Adnan Ansari, DO1, Rahil Desai, DO2, Varshita Goduguchinta, DO3, Nicholas Baur, DO3, Roy Putnam, DO4, Ashirf Al-Ghanoudi, MD, MPH, FACG4 1Franciscan Health, Olympia Fields, IL; 2Franciscan Health Olympia Fields, Westlake, OH; 3Franciscan Health Olympia Fields, Chicago, IL; 4Franciscan Health Olympia Fields, Olympia Fields, IL
Introduction: Acute gastric volvulus is a rare but potentially deadly condition that has a mortality rate between 30 to 50%, prompting early diagnosis and intervention. It often presents with a trio of symptoms known as Borchardt’s triad: severe epigastric pain, intractable retching without vomiting, and inability to pass an NG tube. However, in 25% of cases, these symptoms may not be obvious, and are often misdiagnosed. Patients with large gastric volvulus can also present with Cameron lesions, which are large linear ulcerations on gastric mucosal folds. The overall presence of Cameron lesions found on EGDs are less than 1%. We highlight a unique case of gastric volvulus due to a large hiatal hernia with the presence of Cameron lesions on EGD that did not present with the typical Borchardt’s triad.

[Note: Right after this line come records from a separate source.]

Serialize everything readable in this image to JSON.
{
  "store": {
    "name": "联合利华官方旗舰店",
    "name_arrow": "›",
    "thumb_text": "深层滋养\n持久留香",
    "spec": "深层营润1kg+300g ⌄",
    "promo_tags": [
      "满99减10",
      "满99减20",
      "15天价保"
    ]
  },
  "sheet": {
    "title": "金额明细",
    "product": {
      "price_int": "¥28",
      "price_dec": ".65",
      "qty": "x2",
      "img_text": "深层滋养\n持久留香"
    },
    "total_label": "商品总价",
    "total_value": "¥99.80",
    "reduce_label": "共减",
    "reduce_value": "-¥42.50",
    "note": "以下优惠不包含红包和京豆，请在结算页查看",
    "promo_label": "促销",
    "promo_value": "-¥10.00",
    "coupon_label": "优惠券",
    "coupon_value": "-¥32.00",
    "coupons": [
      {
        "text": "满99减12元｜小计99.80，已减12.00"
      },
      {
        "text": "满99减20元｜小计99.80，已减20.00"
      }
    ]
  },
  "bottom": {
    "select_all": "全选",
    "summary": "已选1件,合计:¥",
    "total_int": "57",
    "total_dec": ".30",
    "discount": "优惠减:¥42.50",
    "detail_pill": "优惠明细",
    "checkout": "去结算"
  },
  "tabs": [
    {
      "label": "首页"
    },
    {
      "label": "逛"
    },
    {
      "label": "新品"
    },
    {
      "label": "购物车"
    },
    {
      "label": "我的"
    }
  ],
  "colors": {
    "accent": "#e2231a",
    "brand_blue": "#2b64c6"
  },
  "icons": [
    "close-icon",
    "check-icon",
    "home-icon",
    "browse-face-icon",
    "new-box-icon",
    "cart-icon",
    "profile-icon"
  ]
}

Case Description/Methods: An 82-year old female with a past medical history of hypothyroidism and obesity presented to the ED with loose bowel movements. She denied any symptoms of epigastric pain, nausea, vomiting, and retching. During her hospitalization, she had two episodes of coffee-ground emesis. Repeat labs showed a Hgb of 10.5, unchanged from baseline. Shortly after, a rapid response was called as the patient was producing large amounts of bilious emesis and desaturating in the 80s. The patient was intubated for airway protection, and a nasogastric tube (NGT) was placed. An emergent CT abdomen/pelvis was remarkable for small bowel ileus and a large hiatal hernia with intrathoracic stomach along with compression of the left atrium. Bleeding was noted in the NGT, and there was suspicion for intermittent gastric volvulus. EGD revealed a large hiatal hernia and multiple Cameron lesions, the largest measuring 5mm. The patient underwent laparoscopic hiatal hernia repair in the operating room. During the procedure, hemorrhagic ascites was encountered in the abdomen attributed to the intermittent gastric volvulus. After surgery, the patient was unable to be weaned from ventilator and vasopressor support, and the patient passed away shortly after due to other complications.
Discussion: With our case, we aim to shed light on an atypical presentation of intermittent gastric volvulus, and recognize that Borchardt’s triad is not a perfect profile of symptoms to identify this pathology. Further research is warranted in regards to early intervention in gastric volvulus when there is a known hiatal hernia with EGD findings of Cameron lesions.
Figure: Two linear gastric ulcers were found in the gastric body. The largest lesion was 5 mm in largest dimension.
Adnan Ansari indicated no relevant financial relationships.
Rahil Desai indicated no relevant financial relationships.
Varshita Goduguchinta indicated no relevant financial relationships.
Nicholas Baur indicated no relevant financial relationships.
Roy Putnam indicated no relevant financial relationships.
Ashirf Al-Ghanoudi indicated no relevant financial relationships.
Adnan Ansari, DO1, Rahil Desai, DO2, Varshita Goduguchinta, DO3, Nicholas Baur, DO3, Roy Putnam, DO4, Ashirf Al-Ghanoudi, MD, MPH, FACG4. P2797 - Acute Gastric Volvulus: A Case Against Borchardt’s Triad With the Presence of Cameron Lesions, ACG 2023 Annual Scientific Meeting Abstracts. Vancouver, BC, Canada: American College of Gastroenterology.